Summer School in Oxford recently, we need to appreciate that it originates not only as a counter-reaction to the English Reformation, but as a development of the Romantic movement. Like the Pre-Raphaelites, the Gothic Revival, and the Arts and Crafts movement in the nineteenth century, Revival writers found inspiration in the medieval past, and in England’s traditional devotion to the Blessed Virgin Mary (as Léonie Caldecott’s seminar showed). They sought to restore the human dignity of the poor that had been shorn away by the factory system and big business.
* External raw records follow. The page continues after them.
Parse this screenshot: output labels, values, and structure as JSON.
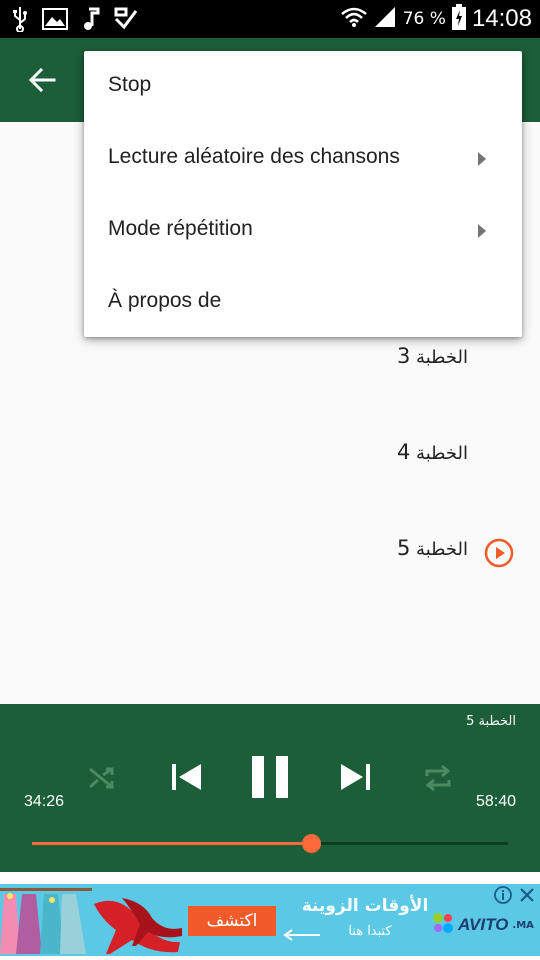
{
  "status_bar": {
    "battery_percent": "76 %",
    "time": "14:08",
    "left_icons": [
      "usb-icon",
      "image-icon",
      "music-note-icon",
      "check-icon"
    ],
    "right_icons": [
      "wifi-icon",
      "signal-icon",
      "battery-charging-icon"
    ]
  },
  "toolbar": {
    "back_icon": "arrow-back-icon",
    "color": "#1b5e37"
  },
  "list": {
    "items": [
      {
        "label": "الخطبة",
        "number": "3",
        "playing": false
      },
      {
        "label": "الخطبة",
        "number": "4",
        "playing": false
      },
      {
        "label": "الخطبة",
        "number": "5",
        "playing": true
      }
    ],
    "playing_icon": "play-circle-icon",
    "accent": "#f15a29"
  },
  "menu": {
    "items": [
      {
        "label": "Stop",
        "has_submenu": false
      },
      {
        "label": "Lecture aléatoire des chansons",
        "has_submenu": true
      },
      {
        "label": "Mode répétition",
        "has_submenu": true
      },
      {
        "label": "À propos de",
        "has_submenu": false
      }
    ]
  },
  "player": {
    "now_playing": "الخطبة 5",
    "elapsed": "34:26",
    "total": "58:40",
    "progress": 0.586,
    "controls": [
      "shuffle-icon",
      "skip-previous-icon",
      "pause-icon",
      "skip-next-icon",
      "repeat-icon"
    ],
    "accent": "#ff6a3d"
  },
  "ad": {
    "cta": "اكتشف",
    "headline": "الأوقات الزوينة",
    "subline": "كتبدا هنا",
    "brand": "AVITO",
    "brand_suffix": ".MA",
    "icons": [
      "ad-info-icon",
      "ad-close-icon",
      "dresses-icon",
      "red-shoes-icon",
      "arrow-left-icon",
      "avito-logo-icon"
    ]
  }
}
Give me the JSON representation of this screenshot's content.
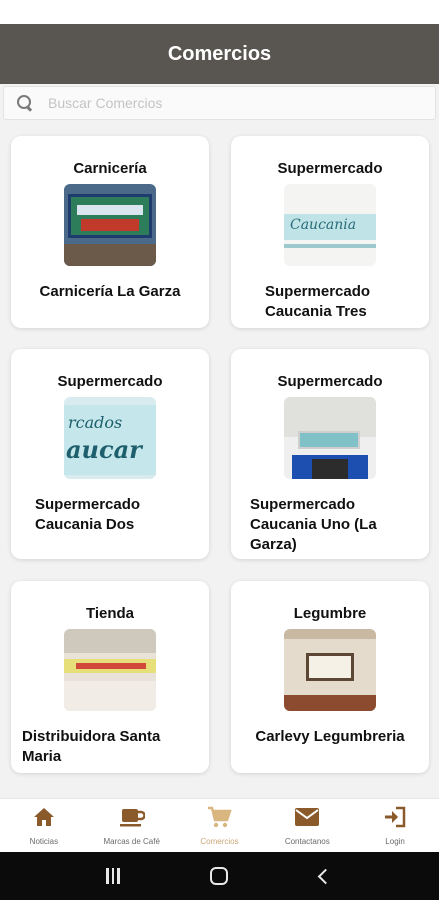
{
  "app_bar": {
    "title": "Comercios"
  },
  "search": {
    "placeholder": "Buscar Comercios",
    "value": ""
  },
  "cards": [
    {
      "category": "Carnicería",
      "name": "Carnicería La Garza"
    },
    {
      "category": "Supermercado",
      "name": "Supermercado Caucania Tres"
    },
    {
      "category": "Supermercado",
      "name": "Supermercado Caucania Dos"
    },
    {
      "category": "Supermercado",
      "name": "Supermercado Caucania Uno (La Garza)"
    },
    {
      "category": "Tienda",
      "name": "Distribuidora Santa Maria"
    },
    {
      "category": "Legumbre",
      "name": "Carlevy Legumbreria"
    }
  ],
  "bottom_nav": {
    "items": [
      {
        "label": "Noticias",
        "icon": "home-icon"
      },
      {
        "label": "Marcas de Café",
        "icon": "coffee-cup-icon"
      },
      {
        "label": "Comercios",
        "icon": "cart-icon",
        "active": true
      },
      {
        "label": "Contactanos",
        "icon": "envelope-icon"
      },
      {
        "label": "Login",
        "icon": "login-icon"
      }
    ]
  },
  "colors": {
    "app_bar": "#595550",
    "accent": "#8a5a2b",
    "active_nav": "#d9b580",
    "background": "#f2f2f2"
  }
}
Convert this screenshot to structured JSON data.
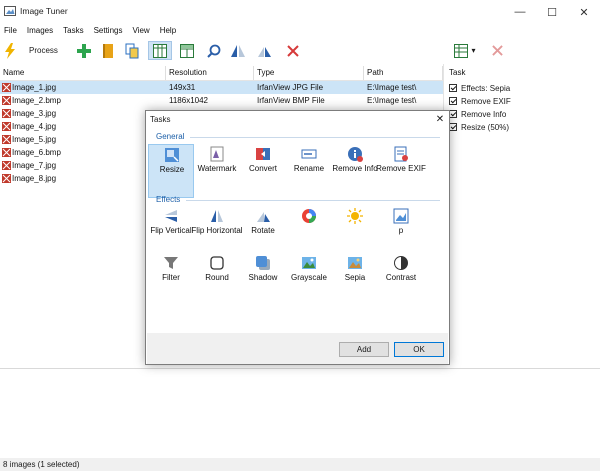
{
  "window": {
    "title": "Image Tuner",
    "minimize": "—",
    "maximize": "☐",
    "close": "✕"
  },
  "menu": [
    "File",
    "Images",
    "Tasks",
    "Settings",
    "View",
    "Help"
  ],
  "toolbar": {
    "process_label": "Process",
    "view_icon": "table-view-icon",
    "dropdown": "▾"
  },
  "list": {
    "columns": [
      "Name",
      "Resolution",
      "Type",
      "Path"
    ],
    "rows": [
      {
        "name": "Image_1.jpg",
        "resolution": "149x31",
        "type": "IrfanView JPG File",
        "path": "E:\\Image test\\",
        "selected": true
      },
      {
        "name": "Image_2.bmp",
        "resolution": "1186x1042",
        "type": "IrfanView BMP File",
        "path": "E:\\Image test\\"
      },
      {
        "name": "Image_3.jpg",
        "resolution": "",
        "type": "",
        "path": ""
      },
      {
        "name": "Image_4.jpg",
        "resolution": "",
        "type": "",
        "path": ""
      },
      {
        "name": "Image_5.jpg",
        "resolution": "",
        "type": "",
        "path": ""
      },
      {
        "name": "Image_6.bmp",
        "resolution": "",
        "type": "",
        "path": ""
      },
      {
        "name": "Image_7.jpg",
        "resolution": "",
        "type": "",
        "path": ""
      },
      {
        "name": "Image_8.jpg",
        "resolution": "",
        "type": "",
        "path": ""
      }
    ]
  },
  "task_panel": {
    "header": "Task",
    "items": [
      "Effects: Sepia",
      "Remove EXIF",
      "Remove Info",
      "Resize (50%)"
    ]
  },
  "status": "8 images (1 selected)",
  "dialog": {
    "title": "Tasks",
    "close": "✕",
    "general_label": "General",
    "effects_label": "Effects",
    "general": [
      {
        "label": "Resize",
        "icon": "resize-icon"
      },
      {
        "label": "Watermark",
        "icon": "watermark-icon"
      },
      {
        "label": "Convert",
        "icon": "convert-icon"
      },
      {
        "label": "Rename",
        "icon": "rename-icon"
      },
      {
        "label": "Remove Info",
        "icon": "remove-info-icon"
      },
      {
        "label": "Remove EXIF",
        "icon": "remove-exif-icon"
      }
    ],
    "effects_row1": [
      {
        "label": "Flip Vertical",
        "icon": "flip-vertical-icon"
      },
      {
        "label": "Flip Horizontal",
        "icon": "flip-horizontal-icon"
      },
      {
        "label": "Rotate",
        "icon": "rotate-icon"
      },
      {
        "label": "",
        "icon": "colors-icon"
      },
      {
        "label": "",
        "icon": "brightness-icon"
      },
      {
        "label": "p",
        "icon": "crop-icon"
      }
    ],
    "effects_row2": [
      {
        "label": "Filter",
        "icon": "filter-icon"
      },
      {
        "label": "Round",
        "icon": "round-icon"
      },
      {
        "label": "Shadow",
        "icon": "shadow-icon"
      },
      {
        "label": "Grayscale",
        "icon": "grayscale-icon"
      },
      {
        "label": "Sepia",
        "icon": "sepia-icon"
      },
      {
        "label": "Contrast",
        "icon": "contrast-icon"
      }
    ],
    "add_label": "Add",
    "ok_label": "OK"
  }
}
They shared with the Romantic poets a belief in the importance of the imagination. For Coleridge, imagination was “the living Power and prime Agent of all human Perception... a repetition in the finite mind of the eternal act of creation in the infinite I AM”, and Keats wrote: “I am certain of nothing but the holiness of the heart’s affections and the truth of the imagination”. William Blake said: “Jesus is the Imagination.”
Thus the Revival separated itself from Romanticism as that movement turned increasingly against Christianity and traditional morality and belief.
Though like Romanticism it was a literature of protest against the mechanization of life and the “bourgeois” mentality of Victorian England, it was, as Chesterton noted in The Victorian Age, “a rational movement; almost a rationalist movement”. It was a “protest of the rationality of religion as against the increasing irrationality of mere Victorian comfort and compromise.”
The Romantics were right to question the intellectual order of the Enlightenment, because this was a false order and the rejection of the true Logos. The mistake lay further back, in the rejection of Scholastic wisdom by Nominalism and Voluntarism a couple of centuries before the Renaissance. Thus the move from medievalist or pre-Raphaelite nostalgia to the recovery of a religious, indeed a Catholic, perspective was perfectly legitimate. And to the extent that today’s culture is largely shaped by Rationalsim and Romanticism, it is legitimate for us to follow the path trodden by the Catholic Literary Revival in our own time, searching for a balance of truth and feeling, of life and intelligence, of imagination and wisdom, in a “return to religion”.
Some of the questions we leave our students thinking about:
What can we still learn from these writers?
Why did the movement decline after the Second World War?
How is the human imagination a way of apprehending (or helping to apprehend) truth?
What is the mission of the Christian writer, playwright, poet, artist, or film-maker today?
How can we ourselves best portray, represent, and defend the Christian doctrine in the face of modern atheism or indifference?
Prayer for a new Catholic Literary Revival (from Idylls Press)
O, Jesus, who said, “heaven and earth shall pass away, but my Word shall not pass,” you are the Living and Eternal Word through whom all that exists was made and is sustained. You delighted in proclaiming the Good News of the Kingdom by means of stories. Through the intercession of Mary Most Holy, St Joseph (your guardian, Mary’s chaste spouse, and protector of Christ’s faithful), St Francis de Sales (patron of Catholic writers), Blessed John Henry Newman (patron of Catholic essayists and novelists), Blessed John Paul II the Great (patron of Catholic poets, artists, playwrights, and personalists), and all the holy men and women throughout the ages who have spread the Kingdom of Goodness, Truth, and Beauty by means of words and images, we ask you humbly but confidently for the graces we need to contribute to a renewed culture of beauty (in service of love and life), including a Catholic literary revival, for our times.
Our Father, Hail Mary, Glory Be.
Jesus, Eternal Beauty, we trust in you. Most Holy Trinity, have mercy on us and on the whole world.
Illustrations: the rolling English road at Uffington; Blake's Angel of Revelation; St Barnabas Church in Oxford's Jericho, a home of the Pre-Raphelites.